  • Jim
    November 8, 2008 at 6:23 am

    Good work in Germany Frank! Kept them commies outta Europe! Van Cliburn huh.
    I can’t remember clearly but I think my dad, the ultimate Chopin freak, May have looked down his nose on him … compared to Rubinstein and Horowitz – his ‘main men’

  • Frank Strauss
    November 8, 2008 at 2:28 am

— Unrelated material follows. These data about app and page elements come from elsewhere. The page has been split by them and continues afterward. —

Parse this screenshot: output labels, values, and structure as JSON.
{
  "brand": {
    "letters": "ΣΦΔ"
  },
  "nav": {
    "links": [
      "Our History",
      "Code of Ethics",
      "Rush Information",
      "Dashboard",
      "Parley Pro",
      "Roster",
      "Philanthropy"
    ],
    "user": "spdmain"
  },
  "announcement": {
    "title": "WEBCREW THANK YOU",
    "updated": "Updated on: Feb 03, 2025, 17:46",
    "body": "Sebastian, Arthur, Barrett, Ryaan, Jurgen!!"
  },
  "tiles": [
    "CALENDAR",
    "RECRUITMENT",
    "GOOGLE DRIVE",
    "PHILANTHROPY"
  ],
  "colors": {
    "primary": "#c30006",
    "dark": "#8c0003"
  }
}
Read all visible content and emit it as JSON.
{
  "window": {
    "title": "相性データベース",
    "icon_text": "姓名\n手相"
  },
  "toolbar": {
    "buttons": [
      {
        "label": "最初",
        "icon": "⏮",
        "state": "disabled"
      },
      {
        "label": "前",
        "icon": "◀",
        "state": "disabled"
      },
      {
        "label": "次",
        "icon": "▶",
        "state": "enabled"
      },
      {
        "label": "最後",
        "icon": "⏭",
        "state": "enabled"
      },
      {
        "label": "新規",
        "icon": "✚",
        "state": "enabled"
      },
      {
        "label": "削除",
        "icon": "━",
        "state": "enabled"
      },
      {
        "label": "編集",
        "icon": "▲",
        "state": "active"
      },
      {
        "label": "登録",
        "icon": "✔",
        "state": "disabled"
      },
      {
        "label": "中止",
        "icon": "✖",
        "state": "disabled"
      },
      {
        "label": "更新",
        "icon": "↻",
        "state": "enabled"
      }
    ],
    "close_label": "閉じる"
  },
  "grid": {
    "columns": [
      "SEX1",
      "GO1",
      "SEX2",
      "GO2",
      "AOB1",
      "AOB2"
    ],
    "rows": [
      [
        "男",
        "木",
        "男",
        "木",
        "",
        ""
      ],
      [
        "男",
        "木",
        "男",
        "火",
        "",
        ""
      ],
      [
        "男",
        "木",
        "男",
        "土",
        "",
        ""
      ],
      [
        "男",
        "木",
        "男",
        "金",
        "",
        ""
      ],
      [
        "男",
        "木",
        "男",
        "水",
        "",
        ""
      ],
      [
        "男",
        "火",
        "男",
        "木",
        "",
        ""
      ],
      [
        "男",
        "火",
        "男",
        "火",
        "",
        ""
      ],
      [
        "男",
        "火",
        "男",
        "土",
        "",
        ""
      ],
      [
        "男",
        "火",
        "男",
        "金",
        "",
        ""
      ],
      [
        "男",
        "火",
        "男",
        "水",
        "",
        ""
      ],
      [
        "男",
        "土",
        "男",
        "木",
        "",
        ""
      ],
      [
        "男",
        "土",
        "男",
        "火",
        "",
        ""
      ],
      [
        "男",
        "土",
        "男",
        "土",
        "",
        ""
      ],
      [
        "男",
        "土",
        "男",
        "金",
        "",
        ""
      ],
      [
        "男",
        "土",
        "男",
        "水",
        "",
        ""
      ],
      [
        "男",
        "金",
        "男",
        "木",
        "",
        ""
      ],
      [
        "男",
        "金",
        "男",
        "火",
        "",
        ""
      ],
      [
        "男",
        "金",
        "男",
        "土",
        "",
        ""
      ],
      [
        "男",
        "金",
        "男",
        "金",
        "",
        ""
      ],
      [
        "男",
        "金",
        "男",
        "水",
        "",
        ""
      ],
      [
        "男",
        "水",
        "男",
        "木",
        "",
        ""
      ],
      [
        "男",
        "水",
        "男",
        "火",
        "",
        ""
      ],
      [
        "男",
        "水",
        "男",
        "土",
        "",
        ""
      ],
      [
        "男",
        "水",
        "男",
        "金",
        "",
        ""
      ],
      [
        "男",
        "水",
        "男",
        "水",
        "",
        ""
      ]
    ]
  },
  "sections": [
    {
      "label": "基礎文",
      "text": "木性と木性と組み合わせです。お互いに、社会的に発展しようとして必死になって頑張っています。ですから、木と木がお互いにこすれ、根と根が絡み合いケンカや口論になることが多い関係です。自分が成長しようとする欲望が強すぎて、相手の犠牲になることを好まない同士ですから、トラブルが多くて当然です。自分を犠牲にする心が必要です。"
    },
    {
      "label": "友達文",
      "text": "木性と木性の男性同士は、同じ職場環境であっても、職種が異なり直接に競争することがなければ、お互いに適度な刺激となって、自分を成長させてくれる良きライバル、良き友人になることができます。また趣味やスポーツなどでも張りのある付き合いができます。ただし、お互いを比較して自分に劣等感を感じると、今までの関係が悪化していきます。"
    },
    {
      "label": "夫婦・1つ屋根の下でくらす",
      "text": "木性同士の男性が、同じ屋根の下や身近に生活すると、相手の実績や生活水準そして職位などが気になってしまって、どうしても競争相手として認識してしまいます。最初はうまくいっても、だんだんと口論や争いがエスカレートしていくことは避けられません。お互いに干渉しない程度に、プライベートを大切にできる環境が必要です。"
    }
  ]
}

    Hi Jim-You probably didn’t think you’d get brought back to June, 2008, did you? I was going through some of your categories, and picked this one up. One of my early LP’s was the Van Cliburn; I loved it and I played the heck out of it, especially that thunderous climax . As a matter of fact, I still have it. We sort of crossed paths that August weekend in 1969. You were zipping up the Thruway to Woodstock, and I was taking my first plane ride, to San Antonio, Texas, Fort Sam Houston, for basic training. I ended up working for Uncle Sugar in Germany for the next three years. No Eastern Bloc troops made it to the Riviera in those 3 years, except if they were on leave.

  • Lance
    June 7, 2008 at 2:53 pm

    Hi again Jim! Totally agree with you on Tchaikovsky’s Piano Concerto! the whole 1st movement is riddled with climaxes and the music just blows my mind!

    Anyway, (if you haven’t) you should definitely check out another wonderful piece by Tchaikovsky: Concert Fantasia in G, Op. 56. I think this piece would fit perfectly into your “perfect” music list among all the other wonderful pieces you’ve written about.